## TASK TO COMPLETE
Every line of the entries that holds the word "JSON" is to be copied.

##### EXTRACTED ENTRIES #####

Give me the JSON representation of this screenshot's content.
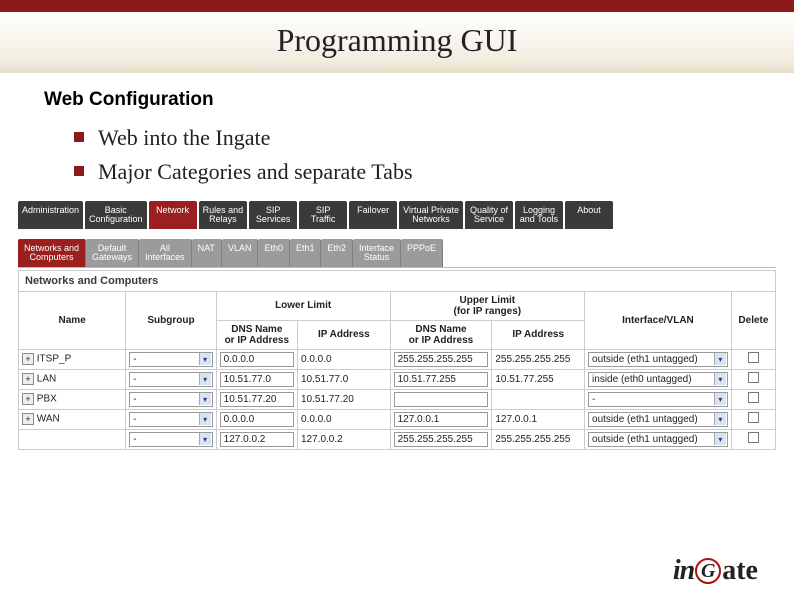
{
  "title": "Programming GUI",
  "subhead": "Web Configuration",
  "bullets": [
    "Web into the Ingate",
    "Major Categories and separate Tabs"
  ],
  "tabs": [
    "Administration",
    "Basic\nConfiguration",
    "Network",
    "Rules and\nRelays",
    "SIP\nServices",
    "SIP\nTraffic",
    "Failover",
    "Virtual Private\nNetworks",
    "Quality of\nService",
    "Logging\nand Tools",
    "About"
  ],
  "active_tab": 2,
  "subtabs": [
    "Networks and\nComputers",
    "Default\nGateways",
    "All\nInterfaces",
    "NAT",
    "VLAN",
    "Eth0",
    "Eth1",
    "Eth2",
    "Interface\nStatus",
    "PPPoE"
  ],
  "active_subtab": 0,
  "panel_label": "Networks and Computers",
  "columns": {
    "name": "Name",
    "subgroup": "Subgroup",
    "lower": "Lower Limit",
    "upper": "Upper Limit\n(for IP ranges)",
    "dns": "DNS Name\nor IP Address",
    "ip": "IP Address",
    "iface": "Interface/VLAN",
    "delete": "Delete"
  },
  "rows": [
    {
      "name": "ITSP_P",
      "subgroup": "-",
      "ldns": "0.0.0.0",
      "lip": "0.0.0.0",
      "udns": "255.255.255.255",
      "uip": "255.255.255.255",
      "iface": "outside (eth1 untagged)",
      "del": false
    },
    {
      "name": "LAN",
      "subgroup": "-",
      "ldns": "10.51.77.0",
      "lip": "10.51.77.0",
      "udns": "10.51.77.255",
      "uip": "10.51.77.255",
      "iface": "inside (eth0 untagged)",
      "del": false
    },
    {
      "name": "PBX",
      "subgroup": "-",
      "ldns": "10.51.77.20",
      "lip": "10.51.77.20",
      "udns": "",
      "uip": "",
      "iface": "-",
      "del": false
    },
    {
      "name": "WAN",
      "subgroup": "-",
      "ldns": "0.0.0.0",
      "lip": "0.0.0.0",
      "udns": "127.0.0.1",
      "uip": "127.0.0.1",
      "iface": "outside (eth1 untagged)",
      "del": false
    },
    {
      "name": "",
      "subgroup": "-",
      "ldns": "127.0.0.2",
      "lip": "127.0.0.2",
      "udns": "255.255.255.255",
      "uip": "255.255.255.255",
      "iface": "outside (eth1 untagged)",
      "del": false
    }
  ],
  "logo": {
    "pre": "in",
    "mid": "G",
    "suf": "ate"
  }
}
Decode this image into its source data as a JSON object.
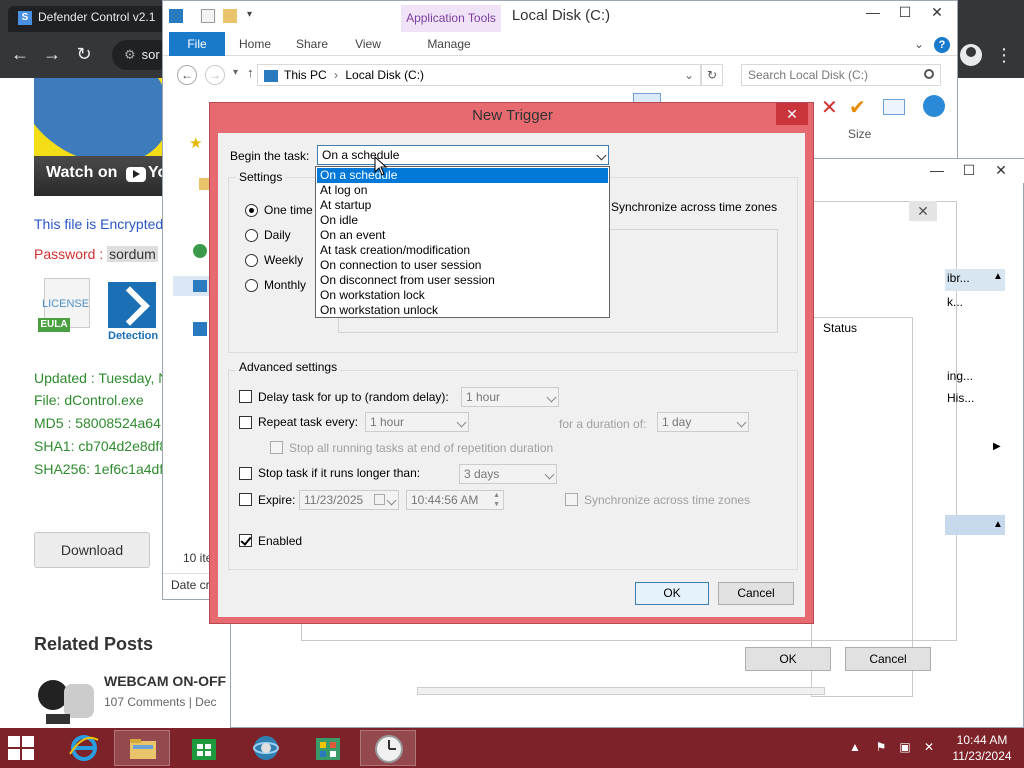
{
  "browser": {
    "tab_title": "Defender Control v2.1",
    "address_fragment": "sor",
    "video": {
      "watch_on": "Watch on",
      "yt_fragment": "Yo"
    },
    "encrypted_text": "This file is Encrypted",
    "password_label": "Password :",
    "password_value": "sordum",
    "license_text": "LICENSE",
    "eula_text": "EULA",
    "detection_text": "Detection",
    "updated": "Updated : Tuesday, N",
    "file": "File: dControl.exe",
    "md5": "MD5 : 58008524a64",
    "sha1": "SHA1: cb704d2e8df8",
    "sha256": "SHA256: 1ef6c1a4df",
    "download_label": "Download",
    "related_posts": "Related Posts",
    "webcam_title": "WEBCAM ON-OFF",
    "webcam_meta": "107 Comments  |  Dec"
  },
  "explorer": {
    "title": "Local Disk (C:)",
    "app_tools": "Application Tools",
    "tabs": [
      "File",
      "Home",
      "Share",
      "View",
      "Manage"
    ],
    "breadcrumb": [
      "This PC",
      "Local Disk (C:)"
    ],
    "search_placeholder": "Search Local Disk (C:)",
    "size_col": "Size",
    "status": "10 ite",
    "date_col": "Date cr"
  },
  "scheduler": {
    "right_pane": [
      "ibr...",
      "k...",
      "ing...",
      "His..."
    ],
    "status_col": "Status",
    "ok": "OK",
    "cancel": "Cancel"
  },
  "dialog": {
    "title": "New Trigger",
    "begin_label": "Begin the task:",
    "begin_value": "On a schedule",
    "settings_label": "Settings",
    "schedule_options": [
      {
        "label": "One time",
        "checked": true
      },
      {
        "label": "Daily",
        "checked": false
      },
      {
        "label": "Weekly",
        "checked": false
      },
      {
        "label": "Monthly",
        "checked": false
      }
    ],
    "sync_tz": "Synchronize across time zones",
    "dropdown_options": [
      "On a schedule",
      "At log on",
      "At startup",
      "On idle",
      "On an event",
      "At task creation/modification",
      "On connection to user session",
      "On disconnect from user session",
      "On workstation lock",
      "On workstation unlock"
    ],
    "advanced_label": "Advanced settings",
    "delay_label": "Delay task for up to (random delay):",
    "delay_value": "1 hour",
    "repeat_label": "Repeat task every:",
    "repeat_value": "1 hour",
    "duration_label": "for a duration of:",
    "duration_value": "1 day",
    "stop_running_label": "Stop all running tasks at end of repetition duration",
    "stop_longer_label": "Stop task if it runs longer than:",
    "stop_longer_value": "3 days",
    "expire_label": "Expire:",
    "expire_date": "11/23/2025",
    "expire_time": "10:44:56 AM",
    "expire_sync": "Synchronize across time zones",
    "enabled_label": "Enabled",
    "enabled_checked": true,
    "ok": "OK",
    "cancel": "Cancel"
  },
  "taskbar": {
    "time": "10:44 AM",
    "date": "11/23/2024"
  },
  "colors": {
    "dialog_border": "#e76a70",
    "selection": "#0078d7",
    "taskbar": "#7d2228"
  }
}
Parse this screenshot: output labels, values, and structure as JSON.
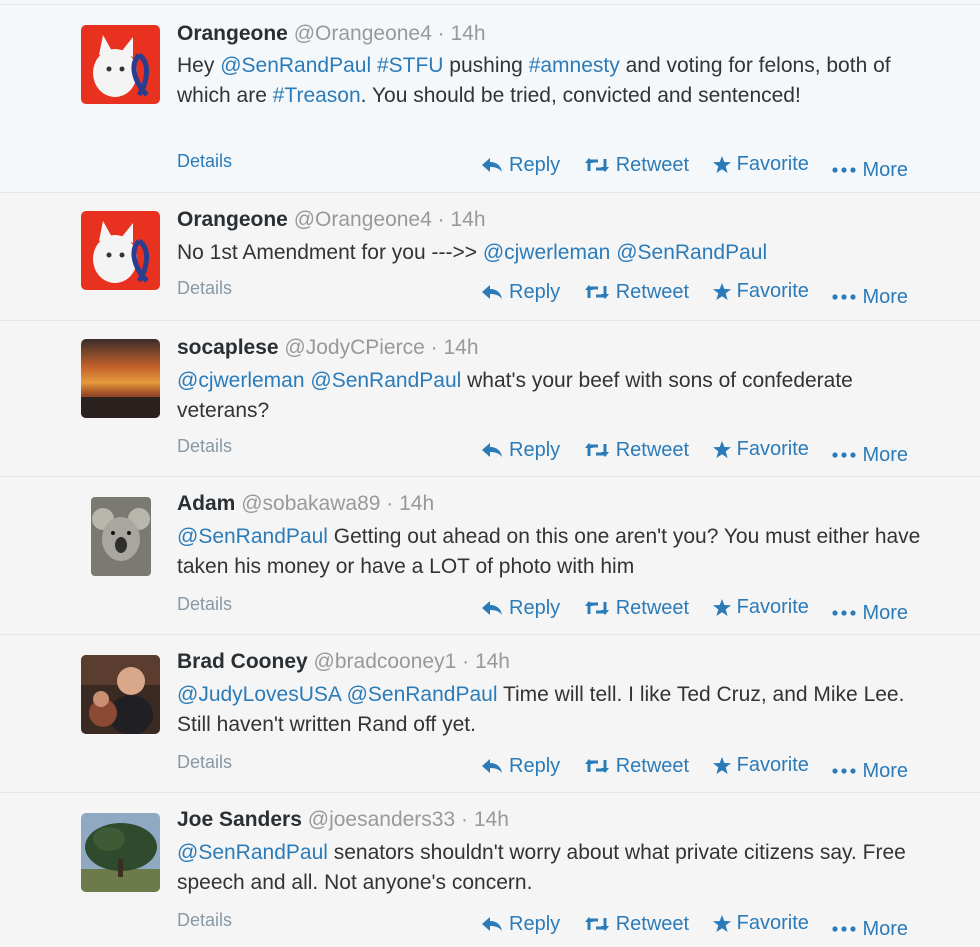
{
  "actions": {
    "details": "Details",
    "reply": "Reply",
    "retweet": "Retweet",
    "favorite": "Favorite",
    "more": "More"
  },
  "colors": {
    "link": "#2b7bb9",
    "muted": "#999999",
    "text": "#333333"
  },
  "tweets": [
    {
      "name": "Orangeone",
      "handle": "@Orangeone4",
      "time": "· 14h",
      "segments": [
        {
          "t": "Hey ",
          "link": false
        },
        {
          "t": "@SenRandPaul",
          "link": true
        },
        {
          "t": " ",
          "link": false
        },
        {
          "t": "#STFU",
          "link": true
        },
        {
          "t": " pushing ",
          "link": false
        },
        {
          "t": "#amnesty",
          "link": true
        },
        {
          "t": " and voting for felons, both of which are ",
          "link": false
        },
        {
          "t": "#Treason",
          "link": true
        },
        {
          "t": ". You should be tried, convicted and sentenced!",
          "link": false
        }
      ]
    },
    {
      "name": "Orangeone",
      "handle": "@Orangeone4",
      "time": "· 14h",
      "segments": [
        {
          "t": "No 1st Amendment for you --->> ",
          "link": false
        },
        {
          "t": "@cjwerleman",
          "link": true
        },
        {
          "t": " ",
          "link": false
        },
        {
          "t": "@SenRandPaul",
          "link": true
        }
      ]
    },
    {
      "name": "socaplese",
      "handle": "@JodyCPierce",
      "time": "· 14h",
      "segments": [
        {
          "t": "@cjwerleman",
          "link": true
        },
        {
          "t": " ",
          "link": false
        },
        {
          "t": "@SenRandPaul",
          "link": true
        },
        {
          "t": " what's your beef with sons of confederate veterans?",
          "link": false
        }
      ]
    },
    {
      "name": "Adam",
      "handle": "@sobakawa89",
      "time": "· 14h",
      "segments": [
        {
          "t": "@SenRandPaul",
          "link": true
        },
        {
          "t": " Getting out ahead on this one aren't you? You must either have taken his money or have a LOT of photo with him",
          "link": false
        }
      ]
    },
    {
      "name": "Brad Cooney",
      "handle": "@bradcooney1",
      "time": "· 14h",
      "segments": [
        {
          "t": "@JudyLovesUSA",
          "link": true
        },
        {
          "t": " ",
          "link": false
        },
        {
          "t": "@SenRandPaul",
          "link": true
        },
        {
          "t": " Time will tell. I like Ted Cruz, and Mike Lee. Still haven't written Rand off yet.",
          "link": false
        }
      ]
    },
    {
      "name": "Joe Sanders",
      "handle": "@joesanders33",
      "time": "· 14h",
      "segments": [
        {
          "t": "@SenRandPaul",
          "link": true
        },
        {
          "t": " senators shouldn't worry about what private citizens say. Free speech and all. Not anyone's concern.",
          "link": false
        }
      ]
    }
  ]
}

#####

## RESULT BELOW
Give me the JSON representation of this screenshot's content.
Decode this image into its source data as a JSON object.
Parse this screenshot: output labels, values, and structure as JSON.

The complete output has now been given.